Wireless IP cameras are perfect security devices for your small business or home as they can be placed virtually anywhere where there is a power outlet. This allows for some great covert monitoring around your home, placing the cameras in locations where intruders wouldn't suspect.
This step-by-step guide will show you how to set up your wireless Panasonic IP camera so that it can connect to your wireless network.
This guide is suitable for the following cameras:
- BL-C30A (now discontinued)
It may seem obvious but to configure the wireless settings in the camera you first have to be able to access it over the cable (Ethernet connection). We will assume that you have setup your camera with IP address details using an Ethernet cable and can view a live image on your screen.
Setting up your Panasonic IP Camera
Step 1 - Entering the SSID
The SSID (short for 'Service Set Indentifier') is the unique identifier given to differentiate one wireless network from another. If this is not entered correctly in the camera then it won't be able to connect to your wireless network at all.
To find the SSID you will need to log in to your wireless router or access point. The SSID associated with your wireless network should be set in the wireless settings page of your router.
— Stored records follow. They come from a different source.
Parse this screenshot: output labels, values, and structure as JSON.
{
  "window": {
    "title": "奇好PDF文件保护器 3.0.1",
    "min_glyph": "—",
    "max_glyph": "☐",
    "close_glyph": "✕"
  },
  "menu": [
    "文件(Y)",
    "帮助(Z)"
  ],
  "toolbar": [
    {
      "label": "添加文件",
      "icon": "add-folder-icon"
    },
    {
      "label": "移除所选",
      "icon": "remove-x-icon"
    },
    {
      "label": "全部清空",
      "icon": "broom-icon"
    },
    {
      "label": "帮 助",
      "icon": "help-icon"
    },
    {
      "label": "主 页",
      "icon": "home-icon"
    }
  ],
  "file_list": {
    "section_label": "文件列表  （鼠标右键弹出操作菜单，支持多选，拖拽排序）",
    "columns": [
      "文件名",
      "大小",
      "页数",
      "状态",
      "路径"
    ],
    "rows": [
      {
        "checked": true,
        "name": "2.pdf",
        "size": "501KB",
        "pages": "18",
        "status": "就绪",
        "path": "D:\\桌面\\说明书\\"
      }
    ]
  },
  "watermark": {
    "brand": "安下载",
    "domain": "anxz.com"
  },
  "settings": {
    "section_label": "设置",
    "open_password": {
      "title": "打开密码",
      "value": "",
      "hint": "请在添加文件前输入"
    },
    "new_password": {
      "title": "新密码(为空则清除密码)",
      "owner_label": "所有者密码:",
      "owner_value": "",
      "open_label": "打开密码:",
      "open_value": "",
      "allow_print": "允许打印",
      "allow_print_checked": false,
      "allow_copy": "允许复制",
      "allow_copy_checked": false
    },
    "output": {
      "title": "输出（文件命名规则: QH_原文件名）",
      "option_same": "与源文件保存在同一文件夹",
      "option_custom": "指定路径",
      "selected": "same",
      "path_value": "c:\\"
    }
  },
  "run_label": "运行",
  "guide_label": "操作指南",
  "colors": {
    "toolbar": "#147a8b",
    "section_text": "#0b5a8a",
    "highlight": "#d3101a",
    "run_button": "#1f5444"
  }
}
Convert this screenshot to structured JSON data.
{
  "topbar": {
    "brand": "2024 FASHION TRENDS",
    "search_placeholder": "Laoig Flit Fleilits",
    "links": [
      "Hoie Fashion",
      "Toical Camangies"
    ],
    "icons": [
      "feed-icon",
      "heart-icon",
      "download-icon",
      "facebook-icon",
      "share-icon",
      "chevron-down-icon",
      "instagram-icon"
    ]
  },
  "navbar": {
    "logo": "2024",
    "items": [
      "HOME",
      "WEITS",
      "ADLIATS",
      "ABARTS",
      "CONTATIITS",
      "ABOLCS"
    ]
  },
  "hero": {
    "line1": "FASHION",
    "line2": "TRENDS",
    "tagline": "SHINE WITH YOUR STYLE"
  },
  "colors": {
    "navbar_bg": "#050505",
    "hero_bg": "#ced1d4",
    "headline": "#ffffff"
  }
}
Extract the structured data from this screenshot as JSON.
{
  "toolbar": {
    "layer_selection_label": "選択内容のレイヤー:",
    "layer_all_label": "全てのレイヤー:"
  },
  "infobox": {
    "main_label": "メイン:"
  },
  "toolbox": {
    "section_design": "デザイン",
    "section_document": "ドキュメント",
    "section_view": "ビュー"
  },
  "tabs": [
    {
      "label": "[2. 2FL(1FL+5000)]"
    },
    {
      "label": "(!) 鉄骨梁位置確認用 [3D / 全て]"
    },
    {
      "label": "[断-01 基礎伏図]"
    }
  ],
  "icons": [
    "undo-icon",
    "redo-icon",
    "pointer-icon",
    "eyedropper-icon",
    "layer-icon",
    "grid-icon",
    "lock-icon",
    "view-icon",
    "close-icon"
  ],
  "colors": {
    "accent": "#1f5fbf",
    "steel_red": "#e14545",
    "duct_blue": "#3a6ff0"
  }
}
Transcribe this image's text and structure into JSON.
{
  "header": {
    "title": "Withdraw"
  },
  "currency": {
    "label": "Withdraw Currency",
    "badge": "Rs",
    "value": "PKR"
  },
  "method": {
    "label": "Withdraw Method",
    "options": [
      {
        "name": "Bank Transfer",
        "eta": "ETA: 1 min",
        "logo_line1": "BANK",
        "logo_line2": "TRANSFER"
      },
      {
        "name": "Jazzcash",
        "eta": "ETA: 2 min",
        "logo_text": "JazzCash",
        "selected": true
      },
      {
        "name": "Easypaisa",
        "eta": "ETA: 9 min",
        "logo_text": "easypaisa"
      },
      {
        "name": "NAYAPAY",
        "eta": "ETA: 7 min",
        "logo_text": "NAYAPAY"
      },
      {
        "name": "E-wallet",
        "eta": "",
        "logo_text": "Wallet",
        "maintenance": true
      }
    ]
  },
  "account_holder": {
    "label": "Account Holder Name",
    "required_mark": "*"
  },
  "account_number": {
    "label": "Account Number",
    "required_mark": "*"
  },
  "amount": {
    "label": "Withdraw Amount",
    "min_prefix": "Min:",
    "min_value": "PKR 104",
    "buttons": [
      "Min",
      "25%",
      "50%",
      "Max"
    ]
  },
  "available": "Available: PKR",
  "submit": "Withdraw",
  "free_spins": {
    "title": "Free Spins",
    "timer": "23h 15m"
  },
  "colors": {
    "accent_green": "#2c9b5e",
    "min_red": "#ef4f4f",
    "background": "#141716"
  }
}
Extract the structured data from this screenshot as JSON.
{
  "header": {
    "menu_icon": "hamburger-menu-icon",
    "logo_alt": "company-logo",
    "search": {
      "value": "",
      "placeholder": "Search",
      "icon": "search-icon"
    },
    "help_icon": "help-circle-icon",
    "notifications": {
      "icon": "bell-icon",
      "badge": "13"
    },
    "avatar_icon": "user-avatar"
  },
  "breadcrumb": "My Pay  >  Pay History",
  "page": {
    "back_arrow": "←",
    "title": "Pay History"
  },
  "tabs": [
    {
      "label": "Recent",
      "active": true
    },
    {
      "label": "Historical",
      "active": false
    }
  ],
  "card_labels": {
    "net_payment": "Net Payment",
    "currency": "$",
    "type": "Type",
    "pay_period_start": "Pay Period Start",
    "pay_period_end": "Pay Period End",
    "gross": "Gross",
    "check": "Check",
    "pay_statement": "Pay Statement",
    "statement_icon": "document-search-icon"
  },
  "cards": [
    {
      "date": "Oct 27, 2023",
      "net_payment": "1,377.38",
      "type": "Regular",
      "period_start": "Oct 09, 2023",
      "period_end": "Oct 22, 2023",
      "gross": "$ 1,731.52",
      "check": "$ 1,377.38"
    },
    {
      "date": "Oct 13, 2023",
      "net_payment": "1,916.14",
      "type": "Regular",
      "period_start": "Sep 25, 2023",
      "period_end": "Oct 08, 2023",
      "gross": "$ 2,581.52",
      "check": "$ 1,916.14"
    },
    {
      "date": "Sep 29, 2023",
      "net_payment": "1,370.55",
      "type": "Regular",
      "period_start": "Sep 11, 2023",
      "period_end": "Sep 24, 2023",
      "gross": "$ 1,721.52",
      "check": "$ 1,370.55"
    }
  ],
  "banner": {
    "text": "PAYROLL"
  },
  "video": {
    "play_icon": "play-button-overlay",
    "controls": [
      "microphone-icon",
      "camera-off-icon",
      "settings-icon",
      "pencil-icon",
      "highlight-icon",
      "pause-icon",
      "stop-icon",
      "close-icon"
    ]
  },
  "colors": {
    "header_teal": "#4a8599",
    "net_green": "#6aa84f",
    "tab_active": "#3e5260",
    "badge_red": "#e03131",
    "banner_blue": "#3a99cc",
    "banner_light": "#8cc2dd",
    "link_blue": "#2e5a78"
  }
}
Copy this exactly from your router (we recommend you use copy and paste if possible to avoid error) and enter it into the wireless settings page in your camera.
The wireless settings can be found in the camera by entering the setup pages and clicking the 'Wireless' menu option on the left hand side. You should have a screen similar to the one shown below:
Panasonic BL-C131 - Wireless settings page (firmware version 3.14R03)
Step 2 - Setting the communication mode
You have a choice of using the IEEE802.11b, IEEE802.11b/g or IEEE802.11g
The difference between IEEE802.11b and IEEE802.11g is the speed of transmission. 'b' will give speeds of up to 11Mbps and 'g' will give speeds of up to '54Mbps'.
The standard setting for the camera set to work at both IEEE802.11b/g speeds but check what speeds your router is compatible with.
Step 3 - Setting the Wireless Encryption
The last setting to consider in the camera's wireless page is the method of encryption. Wireless encryption is the method used to secure the wireless network from unwanted access by neighbors or people in your apartment building or neighborhood.
When considering encryption there are many different methods, some which are more secure than others. The Panasonic camera we are using for this guide supports: WEP, WPA-PSK (TKIP), WPA2-PSK (AES) method of encryption and most of the new Panasonic IP cameras do. Some of the oder models are limited to WEP so look out for that.
Wireless encryption acts just like a password. Without the password, or what is known as the 'Key', your camera will not be able to successfully connect to the wireless network.
The details of the method of wireless encryption can be found in the wireless settings of your router or access point. Copy these settings exactly into the camera for a successful connection.
That should be all there is to it. Remember to switch the external switch on the camera to the wireless position, remove the Ethernet cable and restart the camera. Hopefully when the camera comes back online you will be able to connect to it wirelessly!
MAC Address Filtering
There is a another thing to consider when setting up your camera. In some routers to further improve security can be set to only allow specific devices to connect wirelessly. Every network device has a serial number known as a MAC address and this is unique to every network device. It is possible in every wireless router to restrict wireless access to only those devices you have on your network, effectively blocking everyone else. This is done by using MAC addresses and is known as MAC Address Filtering. The reason this isn’t covered in the main HOWTO guide is that this feature is not set up as standard in any router and requires configuration, therefore if someone has configured their router in this way they will know and already have taken this into consideration.
This is just a reminder to those who tried everything else but still having problems connecting.
Frequently Asked Questions
I have done everything but my camera still refuses to connect, what now?
We get this a lot and we find with the majority of people it’s down to not entering the correct information into the camera. We would advise people check their settings thoroughly remembering that the SSID is case-sensitive. If still no luck consider the possibility that the wireless network has restricted access by MAC address using MAC Address Filtering. If you haven’t configured this in the router yourself contact the person in charge of setting up the router. If no-one else has touched the router then chances are there is no filtering in place. If you still have no luck contact a member of technical support from the company you purchased the camera from for futher assisstance.